Specific measures taken under the state of emergency will vary by prefecture, as the prefectural governors will issue instructions and requests.

According to press reports, the Prime Minister’s target of a 70-80 percent reduction in person-to-person contact nationwide is not being met, and he has called on residents to reduce their outings further. Tokyo Governor Koike has ended multiple press conferences with a plea to residents, saying “please avoid going outdoors, please keep social distance. Stay home, stay in Tokyo, save lives.”

We strongly encourage all U.S. citizens to comply with measures under the state of emergency announced by local authorities, including limiting non-essential outings, using masks or cloth face coverings in public settings where other social distancing measures are difficult to maintain, and maintaining at least six feet of distance between yourself and others. We urge all U.S. citizens to avoid public transportation during peak hours in order to increase social distance and reduce person-to-person contact.

All U.S. Mission Japan facilities remain open and staffed, with non-emergency employees actively teleworking. U.S. Mission Japan personnel continue to follow United States and Japanese government recommended practices promoting social distancing and minimizing non-essential travel.

U.S. Mission Japan staff have been advised to avoid public transportation during peak hours, and to follow Government of Japan guidance to refrain from crossing prefectural borders unless absolutely necessary.

Reduction in International Flights

International flights are currently available in Japan, but service continues to diminish. Only six percent of pre-COVID capacity between Japan and the United States (including Guam) remains in service, and further reductions are scheduled. Direct flights between the United States and Japan are currently only available from Tokyo’s Narita and Haneda airports. U.S. citizens who wish to return to the United States should make commercial arrangements to do so immediately unless they are prepared to remain abroad for an indefinite period. The U.S. government does not anticipate staging repatriation flights in Japan. U.S. citizens who reside abroad should avoid all international travel.

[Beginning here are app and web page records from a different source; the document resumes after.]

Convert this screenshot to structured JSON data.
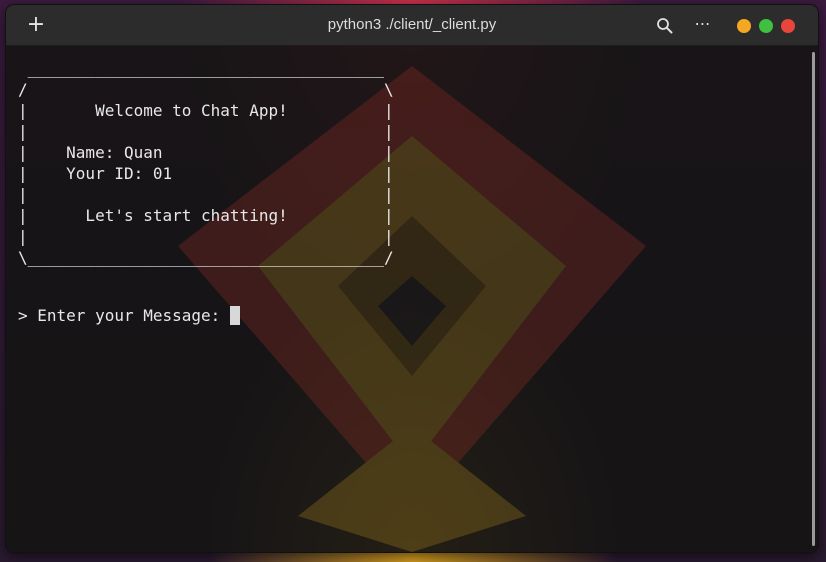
{
  "window": {
    "title": "python3 ./client/_client.py",
    "new_tab_icon": "plus-icon",
    "search_icon": "search-icon",
    "menu_icon": "more-horizontal-icon",
    "menu_glyph": "⋯",
    "new_tab_glyph": "+",
    "controls": {
      "minimize_color": "#f5a623",
      "maximize_color": "#3fc03f",
      "close_color": "#e8453c"
    }
  },
  "terminal": {
    "output": " _____________________________________\n/                                     \\\n|       Welcome to Chat App!          |\n|                                     |\n|    Name: Quan                       |\n|    Your ID: 01                      |\n|                                     |\n|      Let's start chatting!          |\n|                                     |\n\\_____________________________________/",
    "prompt": "> Enter your Message: "
  }
}
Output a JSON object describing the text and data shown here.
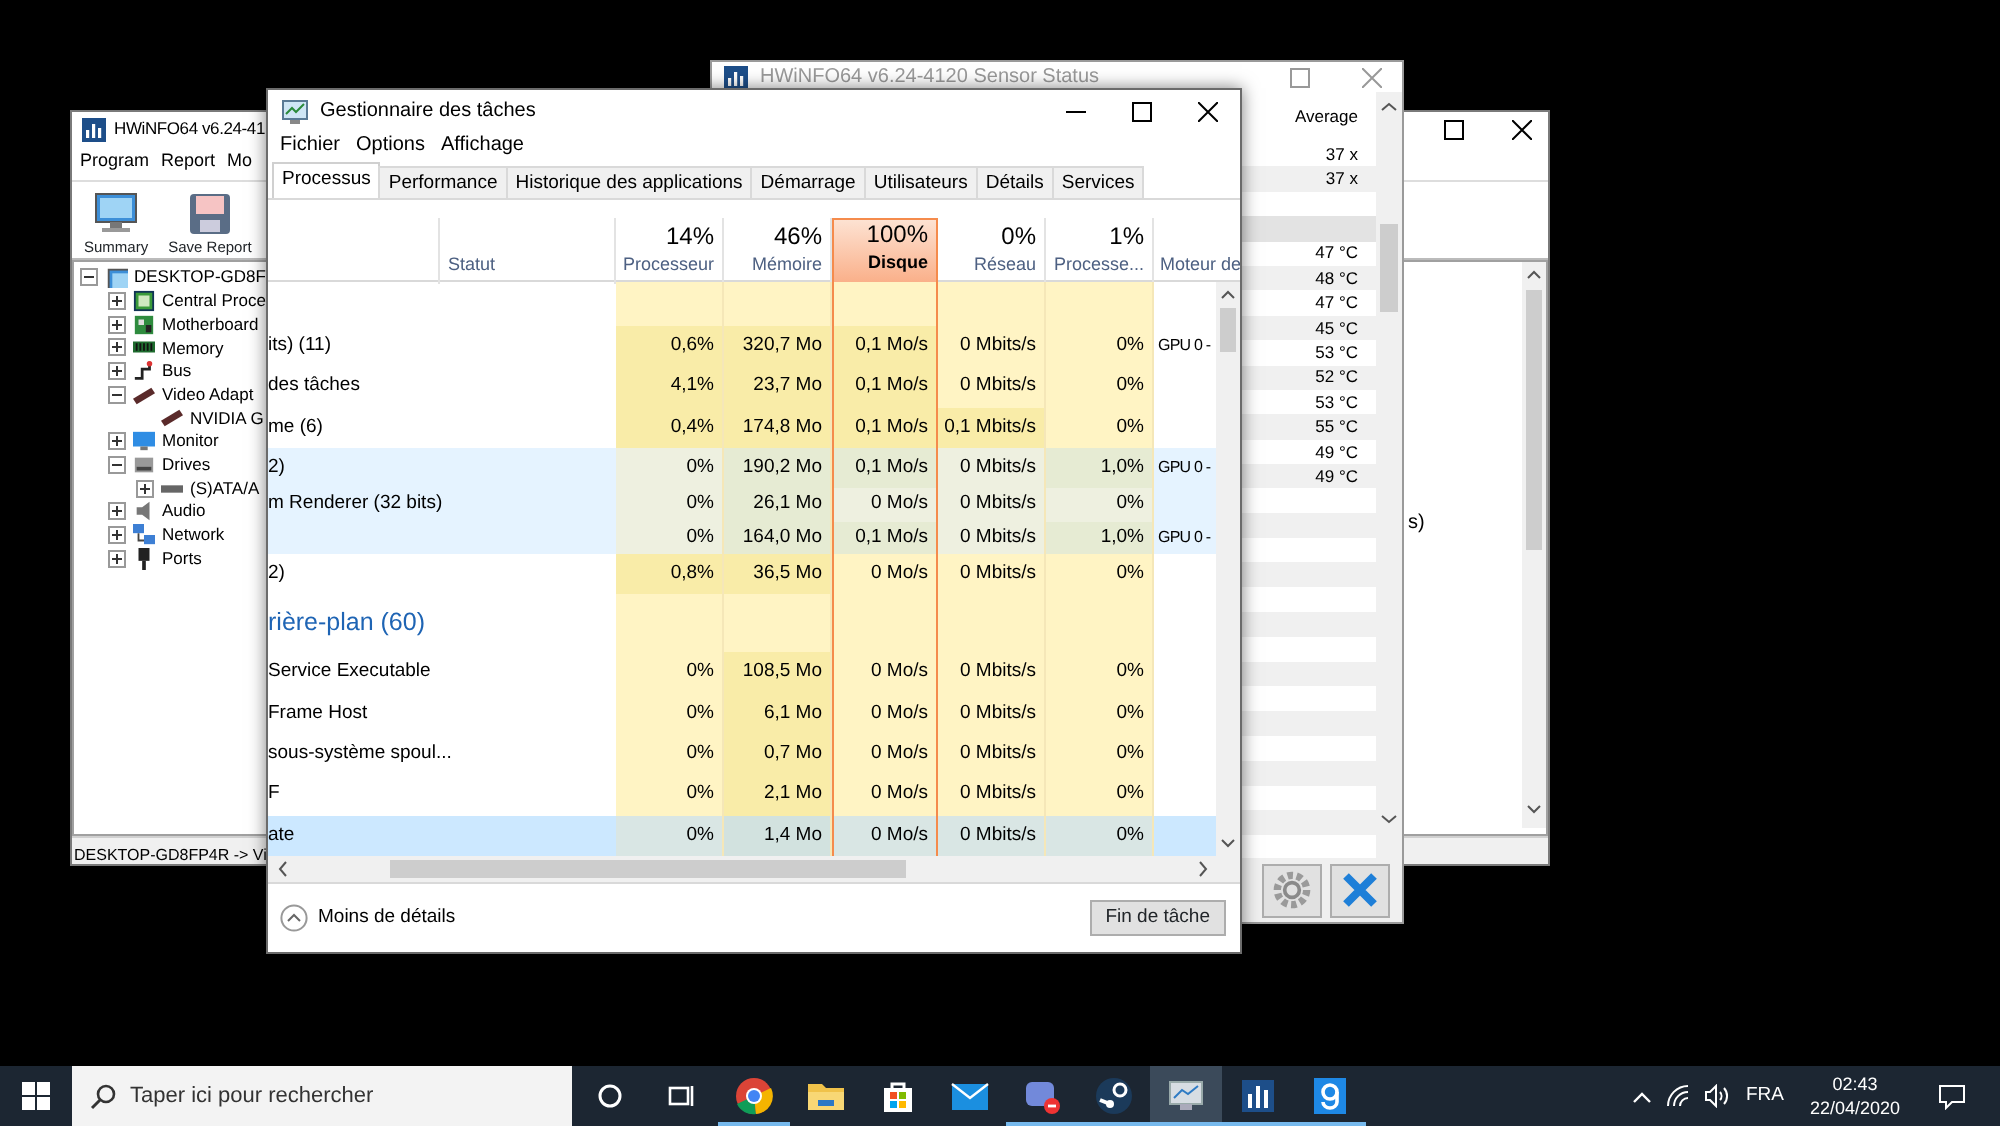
{
  "hwinfo_main": {
    "title": "HWiNFO64 v6.24-41",
    "menu": [
      "Program",
      "Report",
      "Mo"
    ],
    "toolbar": [
      "Summary",
      "Save Report"
    ],
    "tree": [
      {
        "label": "DESKTOP-GD8F",
        "expanded": true,
        "children": [
          {
            "label": "Central Proce",
            "expanded": false
          },
          {
            "label": "Motherboard",
            "expanded": false
          },
          {
            "label": "Memory",
            "expanded": false
          },
          {
            "label": "Bus",
            "expanded": false
          },
          {
            "label": "Video Adapt",
            "expanded": true,
            "children": [
              {
                "label": "NVIDIA G"
              }
            ]
          },
          {
            "label": "Monitor",
            "expanded": false
          },
          {
            "label": "Drives",
            "expanded": true,
            "children": [
              {
                "label": "(S)ATA/A",
                "expanded": false
              }
            ]
          },
          {
            "label": "Audio",
            "expanded": false
          },
          {
            "label": "Network",
            "expanded": false
          },
          {
            "label": "Ports",
            "expanded": false
          }
        ]
      }
    ],
    "side_text": "s)",
    "status_bar": "DESKTOP-GD8FP4R -> Vi"
  },
  "sensor_window": {
    "title": "HWiNFO64 v6.24-4120 Sensor Status",
    "column_heading": "Average",
    "rows": [
      {
        "kind": "value",
        "value": "37 x"
      },
      {
        "kind": "value",
        "value": "37 x"
      },
      {
        "kind": "blank"
      },
      {
        "kind": "band"
      },
      {
        "kind": "value",
        "value": "47 °C"
      },
      {
        "kind": "value",
        "value": "48 °C"
      },
      {
        "kind": "value",
        "value": "47 °C"
      },
      {
        "kind": "value",
        "value": "45 °C"
      },
      {
        "kind": "value",
        "value": "53 °C"
      },
      {
        "kind": "value",
        "value": "52 °C"
      },
      {
        "kind": "value",
        "value": "53 °C"
      },
      {
        "kind": "value",
        "value": "55 °C"
      },
      {
        "kind": "value",
        "value": "49 °C"
      },
      {
        "kind": "value",
        "value": "49 °C"
      }
    ]
  },
  "task_manager": {
    "title": "Gestionnaire des tâches",
    "menu": [
      "Fichier",
      "Options",
      "Affichage"
    ],
    "tabs": [
      {
        "label": "Processus",
        "selected": true
      },
      {
        "label": "Performance",
        "selected": false
      },
      {
        "label": "Historique des applications",
        "selected": false
      },
      {
        "label": "Démarrage",
        "selected": false
      },
      {
        "label": "Utilisateurs",
        "selected": false
      },
      {
        "label": "Détails",
        "selected": false
      },
      {
        "label": "Services",
        "selected": false
      }
    ],
    "status_column": "Statut",
    "columns": [
      {
        "usage": "14%",
        "label": "Processeur",
        "highlighted": false
      },
      {
        "usage": "46%",
        "label": "Mémoire",
        "highlighted": false
      },
      {
        "usage": "100%",
        "label": "Disque",
        "highlighted": true
      },
      {
        "usage": "0%",
        "label": "Réseau",
        "highlighted": false
      },
      {
        "usage": "1%",
        "label": "Processe...",
        "highlighted": false
      }
    ],
    "engine_column": "Moteur de",
    "rows": [
      {
        "kind": "process",
        "name": "its) (11)",
        "cells": [
          "0,6%",
          "320,7 Mo",
          "0,1 Mo/s",
          "0 Mbits/s",
          "0%"
        ],
        "engine": "GPU 0 -",
        "selected": false,
        "hovered": false
      },
      {
        "kind": "process",
        "name": "des tâches",
        "cells": [
          "4,1%",
          "23,7 Mo",
          "0,1 Mo/s",
          "0 Mbits/s",
          "0%"
        ],
        "selected": false,
        "hovered": false
      },
      {
        "kind": "process",
        "name": "me (6)",
        "cells": [
          "0,4%",
          "174,8 Mo",
          "0,1 Mo/s",
          "0,1 Mbits/s",
          "0%"
        ],
        "selected": false,
        "hovered": false
      },
      {
        "kind": "process",
        "name": "2)",
        "cells": [
          "0%",
          "190,2 Mo",
          "0,1 Mo/s",
          "0 Mbits/s",
          "1,0%"
        ],
        "engine": "GPU 0 -",
        "selected": false,
        "hovered": true
      },
      {
        "kind": "child",
        "name": "m Renderer (32 bits)",
        "cells": [
          "0%",
          "26,1 Mo",
          "0 Mo/s",
          "0 Mbits/s",
          "0%"
        ],
        "selected": false,
        "hovered": true
      },
      {
        "kind": "child",
        "cells": [
          "0%",
          "164,0 Mo",
          "0,1 Mo/s",
          "0 Mbits/s",
          "1,0%"
        ],
        "engine": "GPU 0 -",
        "selected": false,
        "hovered": true
      },
      {
        "kind": "process",
        "name": "2)",
        "cells": [
          "0,8%",
          "36,5 Mo",
          "0 Mo/s",
          "0 Mbits/s",
          "0%"
        ],
        "selected": false,
        "hovered": false
      },
      {
        "kind": "group",
        "name": "rière-plan (60)"
      },
      {
        "kind": "process",
        "name": "Service Executable",
        "cells": [
          "0%",
          "108,5 Mo",
          "0 Mo/s",
          "0 Mbits/s",
          "0%"
        ],
        "selected": false,
        "hovered": false
      },
      {
        "kind": "process",
        "name": "Frame Host",
        "cells": [
          "0%",
          "6,1 Mo",
          "0 Mo/s",
          "0 Mbits/s",
          "0%"
        ],
        "selected": false,
        "hovered": false
      },
      {
        "kind": "process",
        "name": "sous-système spoul...",
        "cells": [
          "0%",
          "0,7 Mo",
          "0 Mo/s",
          "0 Mbits/s",
          "0%"
        ],
        "selected": false,
        "hovered": false
      },
      {
        "kind": "process",
        "name": "F",
        "cells": [
          "0%",
          "2,1 Mo",
          "0 Mo/s",
          "0 Mbits/s",
          "0%"
        ],
        "selected": false,
        "hovered": false
      },
      {
        "kind": "process",
        "name": "ate",
        "cells": [
          "0%",
          "1,4 Mo",
          "0 Mo/s",
          "0 Mbits/s",
          "0%"
        ],
        "selected": true,
        "hovered": false
      }
    ],
    "less_details": "Moins de détails",
    "end_task": "Fin de tâche"
  },
  "taskbar": {
    "search": {
      "placeholder": "Taper ici pour rechercher"
    },
    "apps": [
      {
        "running": true,
        "active": false
      },
      {
        "running": false,
        "active": false
      },
      {
        "running": false,
        "active": false
      },
      {
        "running": false,
        "active": false
      },
      {
        "running": true,
        "active": false
      },
      {
        "running": true,
        "active": false
      },
      {
        "running": true,
        "active": true
      },
      {
        "running": true,
        "active": false
      },
      {
        "running": true,
        "active": false
      }
    ],
    "language": "FRA",
    "time": "02:43",
    "date": "22/04/2020"
  }
}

Suspension of Routine Passport and Citizenship Services

The U.S. Department of State has suspended processing of routine passport and citizenship services. Until further notice, we are only able to issue limited validity emergency passports. Because of this suspension, we are unable to issue Consular Reports of Birth Abroad for infants and children. However, we can document the child’s citizenship with an emergency passport and strongly encourage families to apply for such documentation. To request an appointment for an emergency passport, please contact the Embassy or consulate nearest you for assistance.

Resources in Japan

Below are sources of local COVID-19 information in English. This list is not exhaustive:

U.S. citizens should closely monitor trusted local news sources and local authorities’ communications for updates and information.

The Japan National Tourism Organization maintains up-to-date information on screening and quarantine measures for travelers. It also operates a 24/7 visitor hotline, available in English. To call from Japan: 050-3816-2787; from overseas: +81-50-3816-2787.

The Japanese Ministry of Health, Labor and Welfare also has a 24/7 hotline at +81-3-3595-2176 with English-speaking operators, and has a Q&A on the new measures.

The Association of Medical Doctors of Asia Medical Information Center are operating a hotline to assist foreign nationals in Japan with questions about COVID-19. It is available from 10:00 to 17:00, and can be reached at 03-6233-9266. More information can be found here.

The Tokyo Metropolitan Government launched a multilingual call center on COVID-19 for foreign residents. They can be reached by phone from 10:00 to 17:00, Monday through Friday, at 0120-296-004. Callers should note that the initial recording is in Japanese, but if you hold the line you can be assisted in English.

Global Level 4 Health Advisory – Do Not Travel: The Department of State has issued a Global Level 4 Health Advisory for COVID-19.

CDC Travel Notice for Japan: On March 21, U.S. Centers for Disease Control and Prevention (CDC) issued a Level 3 Warning (Avoid Nonessential Travel) for COVID-19 in Japan.

Actions to Take: